Below are records. Find each line in them that holds the word "screenshot" and copy it.

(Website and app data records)
::::::::::

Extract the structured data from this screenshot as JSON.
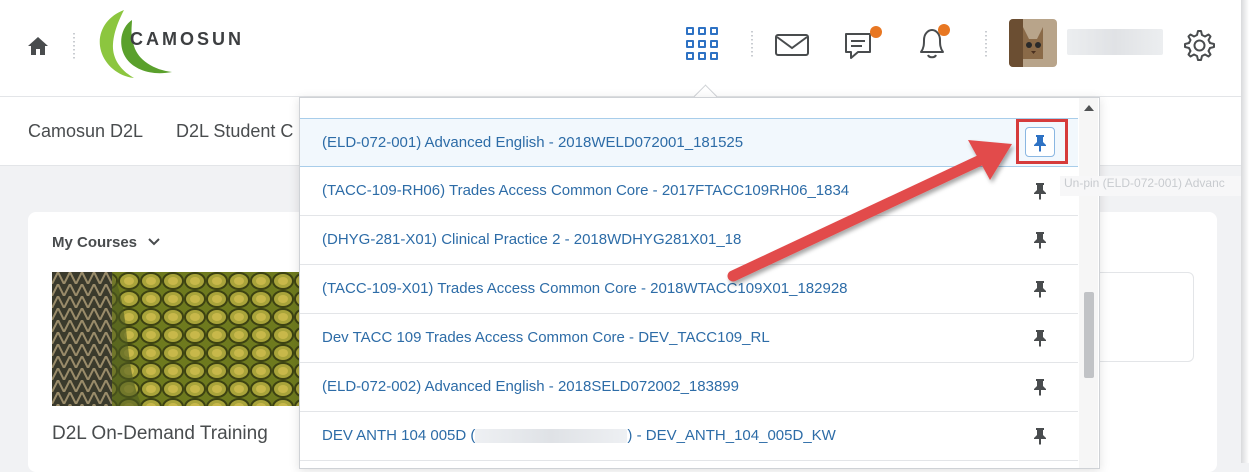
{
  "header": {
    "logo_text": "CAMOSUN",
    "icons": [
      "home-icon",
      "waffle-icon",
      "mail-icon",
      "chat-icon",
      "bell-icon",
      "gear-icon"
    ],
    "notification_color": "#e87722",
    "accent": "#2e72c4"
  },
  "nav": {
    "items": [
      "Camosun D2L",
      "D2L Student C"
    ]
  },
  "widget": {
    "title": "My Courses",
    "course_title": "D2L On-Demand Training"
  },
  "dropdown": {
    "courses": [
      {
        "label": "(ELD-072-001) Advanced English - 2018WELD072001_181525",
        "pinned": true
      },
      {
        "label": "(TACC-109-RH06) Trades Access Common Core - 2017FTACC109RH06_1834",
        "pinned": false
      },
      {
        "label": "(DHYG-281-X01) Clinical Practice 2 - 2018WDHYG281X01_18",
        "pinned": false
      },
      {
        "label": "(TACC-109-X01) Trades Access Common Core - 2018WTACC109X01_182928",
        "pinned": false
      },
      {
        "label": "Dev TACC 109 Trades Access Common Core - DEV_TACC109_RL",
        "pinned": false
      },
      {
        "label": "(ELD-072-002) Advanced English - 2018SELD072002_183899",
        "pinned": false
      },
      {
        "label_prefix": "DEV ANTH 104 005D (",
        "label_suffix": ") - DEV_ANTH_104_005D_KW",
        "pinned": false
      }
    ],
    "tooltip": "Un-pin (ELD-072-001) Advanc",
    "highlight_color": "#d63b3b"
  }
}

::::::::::

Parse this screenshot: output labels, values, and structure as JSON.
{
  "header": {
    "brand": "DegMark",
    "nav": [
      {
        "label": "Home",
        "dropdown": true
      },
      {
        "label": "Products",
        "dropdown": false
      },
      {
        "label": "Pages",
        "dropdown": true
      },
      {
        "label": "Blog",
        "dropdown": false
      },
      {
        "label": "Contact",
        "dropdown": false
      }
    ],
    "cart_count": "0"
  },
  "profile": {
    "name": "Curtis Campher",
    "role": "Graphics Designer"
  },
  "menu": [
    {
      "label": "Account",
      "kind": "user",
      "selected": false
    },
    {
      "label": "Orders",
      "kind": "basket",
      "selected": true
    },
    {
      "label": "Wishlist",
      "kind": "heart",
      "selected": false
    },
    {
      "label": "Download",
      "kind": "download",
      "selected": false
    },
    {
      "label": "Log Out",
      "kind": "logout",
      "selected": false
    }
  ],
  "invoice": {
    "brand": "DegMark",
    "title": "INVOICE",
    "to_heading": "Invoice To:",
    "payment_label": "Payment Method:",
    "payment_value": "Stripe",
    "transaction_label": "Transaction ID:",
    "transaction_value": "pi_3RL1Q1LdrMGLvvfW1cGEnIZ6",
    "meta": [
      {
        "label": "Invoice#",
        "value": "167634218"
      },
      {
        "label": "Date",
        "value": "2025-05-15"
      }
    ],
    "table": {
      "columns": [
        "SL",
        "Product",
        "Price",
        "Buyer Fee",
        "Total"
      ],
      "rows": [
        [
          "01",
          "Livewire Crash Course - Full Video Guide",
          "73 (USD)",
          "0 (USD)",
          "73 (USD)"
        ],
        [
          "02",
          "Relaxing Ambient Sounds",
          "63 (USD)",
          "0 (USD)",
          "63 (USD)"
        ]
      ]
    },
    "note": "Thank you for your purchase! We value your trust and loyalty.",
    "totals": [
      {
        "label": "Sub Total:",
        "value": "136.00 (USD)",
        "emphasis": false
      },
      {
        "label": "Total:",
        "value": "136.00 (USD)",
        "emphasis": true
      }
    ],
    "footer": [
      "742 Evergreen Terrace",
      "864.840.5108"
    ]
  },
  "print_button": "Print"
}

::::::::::

Response to the exercise
Extract the structured data from this screenshot as JSON.
Parse this screenshot: output labels, values, and structure as JSON.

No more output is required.